Indian villagers tire of coronavirus rules just as rural cases surge
BAIHATA CHARIALI/KARALAPAKKAM, India (Reuters) – Harmahan Deka doesn’t wear a mask anymore to avoid the novel coronavirus nor does he try to keep a safe distance from others.
For the 25 men and women he works with in his construction materials business near the small town of Baihata Chariali in India’s Assam state, life is more or less as it used to be, Deka says.
“The virus can’t attack me, it’s weakened,” the 50-year-old diabetic said. “I often hang out at a busy neighbourhood grocery store – without masks, nothing. Both the store owner and I are fine. Maybe we’ve had it already without symptoms.”
In two dozen small towns and villages visited by Reuters reporters in recent weeks, people have largely given up on social distancing and masks after months of sticking to the rules, believing the virus is not such a serious threat.
The change in behaviour in rural India – where two-thirds of its 1.3 billion people live, often with only the most basic health facilities – has come as infections in the countryside have surged.
Health officials are exasperated.
“Sometimes people take it too lightly, as if nothing will happen to them just because they’re breathing fresh air and eating fresh vegetables,” said Rajni Kant, a member of a rapid response team of the state-run Indian Council of Medical Research (ICMR) set up to fight the pandemic.
“Health infrastructure is poor in rural areas, that’s why they have to strictly follow social distancing norms, wear masks, avoid crowded areas and keep washing hands. Otherwise they’ll suffer.”
But for many villagers, it seems the reality has not hit home as they’ve not seen the virus kill anyone they know.
Deka in Assam, for example, said he’d not heard of any deaths or even infections. He said that made him confident that some sort of herd immunity had been reached.
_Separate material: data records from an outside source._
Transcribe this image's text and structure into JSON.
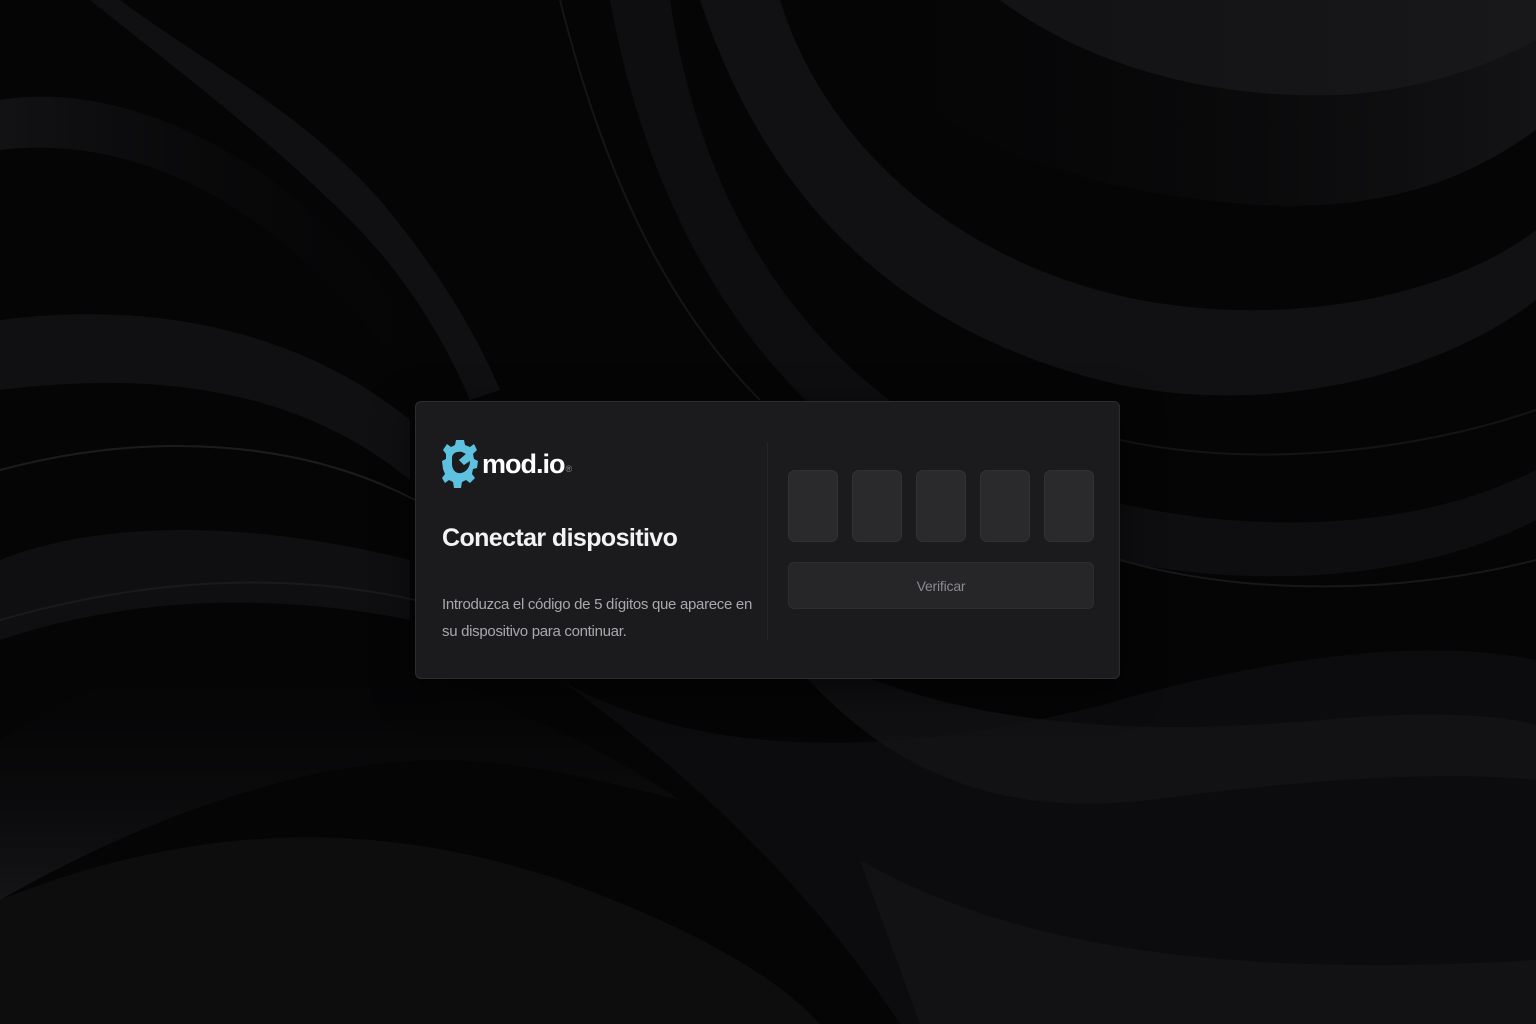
{
  "brand": {
    "name": "mod.io",
    "trademark": "®",
    "accent_color": "#5ec1e0"
  },
  "dialog": {
    "title": "Conectar dispositivo",
    "description": "Introduzca el código de 5 dígitos que aparece en su dispositivo para continuar.",
    "code_digits": [
      "",
      "",
      "",
      "",
      ""
    ],
    "verify_label": "Verificar"
  },
  "colors": {
    "background": "#050506",
    "card": "#1b1b1d",
    "input": "#2a2a2d",
    "button": "#262628"
  }
}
But the numbers tell a different story.
More than 2.3 million people have been infected with the novel coronavirus in India, the third highest number in the world after the United States and Brazil, and more than 46,000 have died.
Besides the impact on public health, the spread of the virus in the countryside could dash hopes for what the central bank projects will be a “robust” recovery of the rural economy, buoyed by good rains for summer crops.
‘NOT GOING OUT’
In a sign of how the virus is infiltrating the countryside, the share of infections of the top three urban districts in seven states – among the worst affected in the country – fell from 60% at the end of June to 45% a month later, according to data analysed by Reuters.
“Our concern at the moment is that the disease, in moving into more rural areas that don’t necessarily have the same strength in their health system, that we would see increased spread and potentially increased mortality,” World Health Organization emergencies chief Mike Ryan said about India last week.
The federal government says masks are mandatory in public, but it can’t enforce the order as health affairs are managed by state authorities. Some states have imposed fines for not wearing masks but still many people don’t bother.
The ICMR’s Kant said people in urban areas were better at sticking to the rules because they were generally “more educated and aware”.
Sometimes there’s a belief that isolation will protect villages, often combined with a fatalism among people long used to suffering.
“We’re not going out and not letting anyone in to our village, that’s why we don’t wear masks,” said Rohit Kumar, 22, who was holding a toddler in a crowded market in Jhakara village in Uttar Pradesh state.
“But if the coronavirus has to infect it will, even if we wear masks.”
At the same time there’s a perception among some administrators that it’s the urban areas that are most at risk because of population density.
While people don’t live so closely together in rural areas, there’s often a stronger sense of community that can draw people into contact.
It’s common for all ages to crowd around tabletop games like carom, a type of shuffleboard. Aross the country, villagers gather in the cool of the evening, as they’ve done for generations.
“There’s a breeze and people like getting together and chatting,” said Devan, a 65-year old farmer on a recent evening in the rice and jasmine growing village of Karalapakkam in Tamil Nadu state, sitting with about 50 people around a tree by a temple, after a day in the fields.
None wore a mask.
Coronavirus cases in the district rose three-fold in July from the previous month while deaths more than doubled. But the villagers said no one had died from the virus in Karalapakkam.
Asked about a mask, Devan pulled one from his pocket but said he never wore it.
“It’s suffocating,” he said.